Other measures taken to cloak online activity were not using websites that asked to disclose a user’s real name (36 percent of users polled), using a temporary user name or email address (26 percent), posting comments without revealing who you are (25 percent). Twenty-one percent of the Internet users polled said they had asked others to remove something that was posted about them.

Some Internet users also use public computers to browse and give inaccurate information about themselves, while 14 percent said they at times encrypt email and 14 percent said they use services like virtual networks or proxy servers such as Tor anonymity software, which allow them to browse without being tied to a specific IP address, the survey found.

Beyond general measures taken to go online more or less anonymously, the majority of Internet users polled (55 percent) have tried to avoid observation by specific people or groups. “Hackers, criminals and advertisers are at the top of the list of groups people wish to avoid,” Pew said.
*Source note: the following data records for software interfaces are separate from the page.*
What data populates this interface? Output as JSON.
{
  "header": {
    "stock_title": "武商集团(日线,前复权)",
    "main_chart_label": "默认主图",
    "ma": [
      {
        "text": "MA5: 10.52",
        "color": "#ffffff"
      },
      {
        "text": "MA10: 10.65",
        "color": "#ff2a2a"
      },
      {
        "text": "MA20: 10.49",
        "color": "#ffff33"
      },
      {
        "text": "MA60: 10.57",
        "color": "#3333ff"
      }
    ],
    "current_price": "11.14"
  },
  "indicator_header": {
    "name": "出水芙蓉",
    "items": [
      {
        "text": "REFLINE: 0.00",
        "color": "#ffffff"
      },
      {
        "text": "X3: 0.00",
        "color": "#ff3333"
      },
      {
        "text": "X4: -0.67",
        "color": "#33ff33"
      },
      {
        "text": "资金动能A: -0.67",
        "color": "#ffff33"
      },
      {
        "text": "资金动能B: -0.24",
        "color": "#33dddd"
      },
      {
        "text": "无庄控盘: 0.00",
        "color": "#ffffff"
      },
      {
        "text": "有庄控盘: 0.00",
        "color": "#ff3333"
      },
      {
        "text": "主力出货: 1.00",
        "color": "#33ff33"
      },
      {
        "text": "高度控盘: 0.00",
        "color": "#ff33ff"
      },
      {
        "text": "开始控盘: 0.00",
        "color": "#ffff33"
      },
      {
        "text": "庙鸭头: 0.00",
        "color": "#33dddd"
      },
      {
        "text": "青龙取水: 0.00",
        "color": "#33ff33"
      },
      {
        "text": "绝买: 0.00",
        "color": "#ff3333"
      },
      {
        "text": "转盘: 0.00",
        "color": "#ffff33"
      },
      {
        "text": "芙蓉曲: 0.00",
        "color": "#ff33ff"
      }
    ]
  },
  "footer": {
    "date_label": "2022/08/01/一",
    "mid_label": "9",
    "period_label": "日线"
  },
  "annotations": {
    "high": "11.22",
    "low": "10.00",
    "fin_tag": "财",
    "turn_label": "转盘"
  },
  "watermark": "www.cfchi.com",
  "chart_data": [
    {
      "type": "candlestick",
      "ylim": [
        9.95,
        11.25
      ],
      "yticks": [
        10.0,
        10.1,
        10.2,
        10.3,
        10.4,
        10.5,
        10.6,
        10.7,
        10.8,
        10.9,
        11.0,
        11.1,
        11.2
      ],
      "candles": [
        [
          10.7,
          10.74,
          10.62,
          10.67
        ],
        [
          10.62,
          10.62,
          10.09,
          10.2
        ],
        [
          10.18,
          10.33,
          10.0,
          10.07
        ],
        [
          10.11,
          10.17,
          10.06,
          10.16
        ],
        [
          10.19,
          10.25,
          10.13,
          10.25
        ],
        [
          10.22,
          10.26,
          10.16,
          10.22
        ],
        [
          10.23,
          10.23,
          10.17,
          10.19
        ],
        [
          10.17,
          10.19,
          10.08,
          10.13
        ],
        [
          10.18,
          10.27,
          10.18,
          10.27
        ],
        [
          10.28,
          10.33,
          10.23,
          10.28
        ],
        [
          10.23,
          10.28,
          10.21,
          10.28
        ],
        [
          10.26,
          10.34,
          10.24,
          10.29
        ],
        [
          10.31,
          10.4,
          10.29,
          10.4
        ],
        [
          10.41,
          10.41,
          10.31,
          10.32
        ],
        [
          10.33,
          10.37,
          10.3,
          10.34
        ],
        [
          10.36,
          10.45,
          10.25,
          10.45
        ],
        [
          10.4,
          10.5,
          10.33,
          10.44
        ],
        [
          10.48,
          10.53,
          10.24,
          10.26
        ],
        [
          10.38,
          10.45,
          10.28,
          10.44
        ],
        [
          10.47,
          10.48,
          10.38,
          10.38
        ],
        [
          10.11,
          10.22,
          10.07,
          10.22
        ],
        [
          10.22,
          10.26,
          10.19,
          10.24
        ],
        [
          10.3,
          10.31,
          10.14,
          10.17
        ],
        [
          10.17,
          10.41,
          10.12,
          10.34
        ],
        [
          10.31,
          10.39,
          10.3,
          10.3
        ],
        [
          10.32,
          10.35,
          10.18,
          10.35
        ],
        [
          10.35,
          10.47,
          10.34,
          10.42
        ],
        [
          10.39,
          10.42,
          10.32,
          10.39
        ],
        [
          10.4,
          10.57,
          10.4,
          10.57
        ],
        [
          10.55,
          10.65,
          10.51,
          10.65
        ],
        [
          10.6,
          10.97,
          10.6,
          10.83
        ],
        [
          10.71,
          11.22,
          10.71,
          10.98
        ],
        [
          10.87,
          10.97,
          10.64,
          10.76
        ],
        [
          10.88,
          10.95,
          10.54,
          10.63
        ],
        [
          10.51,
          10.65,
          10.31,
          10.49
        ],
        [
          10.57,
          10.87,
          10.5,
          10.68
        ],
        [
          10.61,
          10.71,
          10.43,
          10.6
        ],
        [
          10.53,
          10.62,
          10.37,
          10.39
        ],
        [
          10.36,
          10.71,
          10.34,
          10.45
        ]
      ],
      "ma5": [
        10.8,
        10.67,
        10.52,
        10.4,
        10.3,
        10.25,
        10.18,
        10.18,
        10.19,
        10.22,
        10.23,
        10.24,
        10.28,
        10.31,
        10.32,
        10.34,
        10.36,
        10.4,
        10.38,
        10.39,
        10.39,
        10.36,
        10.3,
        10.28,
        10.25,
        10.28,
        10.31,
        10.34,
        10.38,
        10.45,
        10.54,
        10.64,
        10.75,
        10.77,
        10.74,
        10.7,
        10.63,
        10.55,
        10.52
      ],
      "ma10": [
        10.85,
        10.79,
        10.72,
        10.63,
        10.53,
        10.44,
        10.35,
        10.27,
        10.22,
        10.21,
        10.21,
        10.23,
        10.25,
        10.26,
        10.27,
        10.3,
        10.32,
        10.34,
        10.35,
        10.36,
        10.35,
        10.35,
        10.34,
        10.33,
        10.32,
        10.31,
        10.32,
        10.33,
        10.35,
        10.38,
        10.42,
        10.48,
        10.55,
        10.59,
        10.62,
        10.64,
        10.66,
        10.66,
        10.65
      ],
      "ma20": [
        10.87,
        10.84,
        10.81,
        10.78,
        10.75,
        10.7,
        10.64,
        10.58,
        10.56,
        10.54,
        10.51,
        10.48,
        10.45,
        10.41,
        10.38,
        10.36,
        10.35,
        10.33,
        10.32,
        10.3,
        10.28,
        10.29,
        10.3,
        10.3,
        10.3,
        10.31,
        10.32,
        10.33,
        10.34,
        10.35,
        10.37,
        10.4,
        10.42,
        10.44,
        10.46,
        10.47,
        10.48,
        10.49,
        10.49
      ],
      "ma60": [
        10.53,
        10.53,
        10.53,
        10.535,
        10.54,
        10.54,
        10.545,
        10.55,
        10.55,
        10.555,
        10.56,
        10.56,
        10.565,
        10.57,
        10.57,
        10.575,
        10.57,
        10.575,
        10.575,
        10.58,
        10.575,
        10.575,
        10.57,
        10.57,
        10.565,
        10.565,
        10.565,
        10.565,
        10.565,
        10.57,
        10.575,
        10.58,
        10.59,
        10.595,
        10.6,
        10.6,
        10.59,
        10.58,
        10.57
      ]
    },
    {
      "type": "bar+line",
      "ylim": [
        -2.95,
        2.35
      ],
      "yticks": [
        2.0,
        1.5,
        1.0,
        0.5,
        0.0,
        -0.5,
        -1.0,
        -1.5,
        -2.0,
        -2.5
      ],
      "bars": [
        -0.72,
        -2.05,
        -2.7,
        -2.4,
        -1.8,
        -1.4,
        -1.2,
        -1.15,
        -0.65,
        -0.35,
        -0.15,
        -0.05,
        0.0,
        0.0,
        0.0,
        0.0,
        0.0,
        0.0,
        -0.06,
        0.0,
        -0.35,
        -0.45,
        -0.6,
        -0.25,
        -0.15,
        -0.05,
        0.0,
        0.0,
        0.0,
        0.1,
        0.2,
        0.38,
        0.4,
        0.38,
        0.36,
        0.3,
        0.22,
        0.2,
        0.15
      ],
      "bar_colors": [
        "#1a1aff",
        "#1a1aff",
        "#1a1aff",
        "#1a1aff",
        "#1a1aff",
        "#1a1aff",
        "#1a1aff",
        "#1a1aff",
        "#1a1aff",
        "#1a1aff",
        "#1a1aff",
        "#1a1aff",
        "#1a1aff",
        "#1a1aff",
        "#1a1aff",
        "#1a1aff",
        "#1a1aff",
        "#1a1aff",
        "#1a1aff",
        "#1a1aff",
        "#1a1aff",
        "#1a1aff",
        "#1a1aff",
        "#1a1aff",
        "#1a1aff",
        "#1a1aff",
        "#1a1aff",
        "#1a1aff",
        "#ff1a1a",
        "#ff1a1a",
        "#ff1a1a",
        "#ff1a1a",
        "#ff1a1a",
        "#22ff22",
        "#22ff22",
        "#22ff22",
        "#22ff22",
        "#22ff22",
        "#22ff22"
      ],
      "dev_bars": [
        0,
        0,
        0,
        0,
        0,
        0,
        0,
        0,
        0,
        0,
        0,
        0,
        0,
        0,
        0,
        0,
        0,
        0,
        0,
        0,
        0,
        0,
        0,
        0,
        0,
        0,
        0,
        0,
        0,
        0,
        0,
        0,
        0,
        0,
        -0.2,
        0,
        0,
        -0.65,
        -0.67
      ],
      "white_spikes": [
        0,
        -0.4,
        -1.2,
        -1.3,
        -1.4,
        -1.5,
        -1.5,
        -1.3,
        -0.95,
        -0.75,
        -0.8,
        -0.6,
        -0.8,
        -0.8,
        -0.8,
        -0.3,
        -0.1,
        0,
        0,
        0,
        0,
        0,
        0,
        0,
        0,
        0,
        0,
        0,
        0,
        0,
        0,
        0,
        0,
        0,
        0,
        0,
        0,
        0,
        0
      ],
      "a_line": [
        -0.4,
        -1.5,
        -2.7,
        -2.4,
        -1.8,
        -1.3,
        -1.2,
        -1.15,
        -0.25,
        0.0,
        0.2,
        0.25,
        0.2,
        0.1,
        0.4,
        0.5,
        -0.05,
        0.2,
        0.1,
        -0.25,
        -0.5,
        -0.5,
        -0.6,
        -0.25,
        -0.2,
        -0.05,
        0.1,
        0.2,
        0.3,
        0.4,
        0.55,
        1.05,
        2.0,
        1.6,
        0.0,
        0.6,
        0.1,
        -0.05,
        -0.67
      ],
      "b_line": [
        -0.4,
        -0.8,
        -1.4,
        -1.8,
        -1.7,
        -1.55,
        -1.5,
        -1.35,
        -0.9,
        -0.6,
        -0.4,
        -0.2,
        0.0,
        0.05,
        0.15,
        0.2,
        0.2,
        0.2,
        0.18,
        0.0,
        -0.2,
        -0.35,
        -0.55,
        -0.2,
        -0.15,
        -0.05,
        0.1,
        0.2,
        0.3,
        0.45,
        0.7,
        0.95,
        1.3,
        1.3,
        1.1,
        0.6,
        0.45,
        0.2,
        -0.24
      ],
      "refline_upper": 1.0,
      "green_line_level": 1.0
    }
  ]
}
But a minority of Web users said they tried to hide their online activities from certain friends, people form their past, family members or partners as well as their employers, coworkers, supervisors, companies, people that might want payment for downloaded files and to a lesser extent the government (5 percent) and law enforcement (4 percent).

However, despite these precautions 21 percent of the online adults polled said they have had an email or social media account hijacked and 11 percent said they have had vital information like Social Security numbers, bank account data, or credit cards stolen. “

%d bloggers like this: